> **Exercise directions**
Restate each entry below word for word, without skipping any.

> **Given data**

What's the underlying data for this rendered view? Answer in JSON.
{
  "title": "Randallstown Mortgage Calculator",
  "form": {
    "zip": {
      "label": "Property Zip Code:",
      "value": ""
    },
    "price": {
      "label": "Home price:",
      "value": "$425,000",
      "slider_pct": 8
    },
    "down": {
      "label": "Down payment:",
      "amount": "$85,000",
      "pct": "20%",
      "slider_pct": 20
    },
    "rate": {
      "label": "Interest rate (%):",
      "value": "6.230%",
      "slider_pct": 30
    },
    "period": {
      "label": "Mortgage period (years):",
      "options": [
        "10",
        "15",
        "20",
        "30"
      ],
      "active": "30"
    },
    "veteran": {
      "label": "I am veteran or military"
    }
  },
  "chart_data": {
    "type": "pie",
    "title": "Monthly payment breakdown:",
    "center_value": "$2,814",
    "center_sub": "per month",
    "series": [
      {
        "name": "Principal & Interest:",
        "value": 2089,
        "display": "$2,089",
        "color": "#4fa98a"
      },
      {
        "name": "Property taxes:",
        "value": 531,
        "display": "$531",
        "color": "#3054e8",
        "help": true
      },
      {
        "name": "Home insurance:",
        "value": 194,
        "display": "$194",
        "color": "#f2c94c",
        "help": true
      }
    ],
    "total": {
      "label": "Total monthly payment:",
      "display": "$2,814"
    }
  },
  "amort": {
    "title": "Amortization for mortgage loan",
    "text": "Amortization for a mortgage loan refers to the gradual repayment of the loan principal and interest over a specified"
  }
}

> **Your response**
What's the underlying data for this rendered view? Answer in JSON.
{
  "title": "Randallstown Mortgage Calculator",
  "form": {
    "zip": {
      "label": "Property Zip Code:",
      "value": ""
    },
    "price": {
      "label": "Home price:",
      "value": "$425,000",
      "slider_pct": 8
    },
    "down": {
      "label": "Down payment:",
      "amount": "$85,000",
      "pct": "20%",
      "slider_pct": 20
    },
    "rate": {
      "label": "Interest rate (%):",
      "value": "6.230%",
      "slider_pct": 30
    },
    "period": {
      "label": "Mortgage period (years):",
      "options": [
        "10",
        "15",
        "20",
        "30"
      ],
      "active": "30"
    },
    "veteran": {
      "label": "I am veteran or military"
    }
  },
  "chart_data": {
    "type": "pie",
    "title": "Monthly payment breakdown:",
    "center_value": "$2,814",
    "center_sub": "per month",
    "series": [
      {
        "name": "Principal & Interest:",
        "value": 2089,
        "display": "$2,089",
        "color": "#4fa98a"
      },
      {
        "name": "Property taxes:",
        "value": 531,
        "display": "$531",
        "color": "#3054e8",
        "help": true
      },
      {
        "name": "Home insurance:",
        "value": 194,
        "display": "$194",
        "color": "#f2c94c",
        "help": true
      }
    ],
    "total": {
      "label": "Total monthly payment:",
      "display": "$2,814"
    }
  },
  "amort": {
    "title": "Amortization for mortgage loan",
    "text": "Amortization for a mortgage loan refers to the gradual repayment of the loan principal and interest over a specified"
  }
}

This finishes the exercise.